> Your assignment: Within these entries, how many lines contain the word "mIPS"? Answer with the number alone.

Web page and app entries:
_ _ _ _ _ _ _

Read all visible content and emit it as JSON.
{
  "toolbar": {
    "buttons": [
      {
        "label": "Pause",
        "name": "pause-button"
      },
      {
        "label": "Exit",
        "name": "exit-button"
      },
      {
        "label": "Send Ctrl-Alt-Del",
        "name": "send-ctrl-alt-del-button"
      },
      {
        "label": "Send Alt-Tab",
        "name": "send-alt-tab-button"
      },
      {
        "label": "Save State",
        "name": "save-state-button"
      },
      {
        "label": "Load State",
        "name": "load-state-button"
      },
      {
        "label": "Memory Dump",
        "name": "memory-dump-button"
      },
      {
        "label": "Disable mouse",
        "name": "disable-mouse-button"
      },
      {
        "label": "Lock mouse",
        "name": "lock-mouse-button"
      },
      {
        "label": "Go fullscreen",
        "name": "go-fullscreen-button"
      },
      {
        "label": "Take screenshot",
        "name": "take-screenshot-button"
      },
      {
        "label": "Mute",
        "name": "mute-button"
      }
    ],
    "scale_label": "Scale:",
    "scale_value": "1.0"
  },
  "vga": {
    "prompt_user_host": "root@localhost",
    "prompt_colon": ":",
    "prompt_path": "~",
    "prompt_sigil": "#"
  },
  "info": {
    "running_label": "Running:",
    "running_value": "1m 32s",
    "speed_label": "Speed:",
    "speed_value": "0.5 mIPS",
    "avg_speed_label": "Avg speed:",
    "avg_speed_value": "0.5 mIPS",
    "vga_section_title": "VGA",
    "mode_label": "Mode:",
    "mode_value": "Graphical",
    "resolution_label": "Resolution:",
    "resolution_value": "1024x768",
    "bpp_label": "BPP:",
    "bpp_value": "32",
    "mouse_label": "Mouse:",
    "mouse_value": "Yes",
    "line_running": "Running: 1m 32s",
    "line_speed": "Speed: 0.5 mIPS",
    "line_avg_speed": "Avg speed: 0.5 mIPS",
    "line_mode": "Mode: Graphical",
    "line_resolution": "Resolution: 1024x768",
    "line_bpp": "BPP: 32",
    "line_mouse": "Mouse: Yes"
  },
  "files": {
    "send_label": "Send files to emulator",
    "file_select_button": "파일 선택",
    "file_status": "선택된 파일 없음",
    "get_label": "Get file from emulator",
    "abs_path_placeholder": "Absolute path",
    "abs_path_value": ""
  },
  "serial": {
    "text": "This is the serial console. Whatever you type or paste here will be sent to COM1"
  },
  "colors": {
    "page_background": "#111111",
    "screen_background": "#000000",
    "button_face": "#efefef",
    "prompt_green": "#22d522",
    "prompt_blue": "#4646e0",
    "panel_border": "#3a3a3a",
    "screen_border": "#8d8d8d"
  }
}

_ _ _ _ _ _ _

> Written solution: 4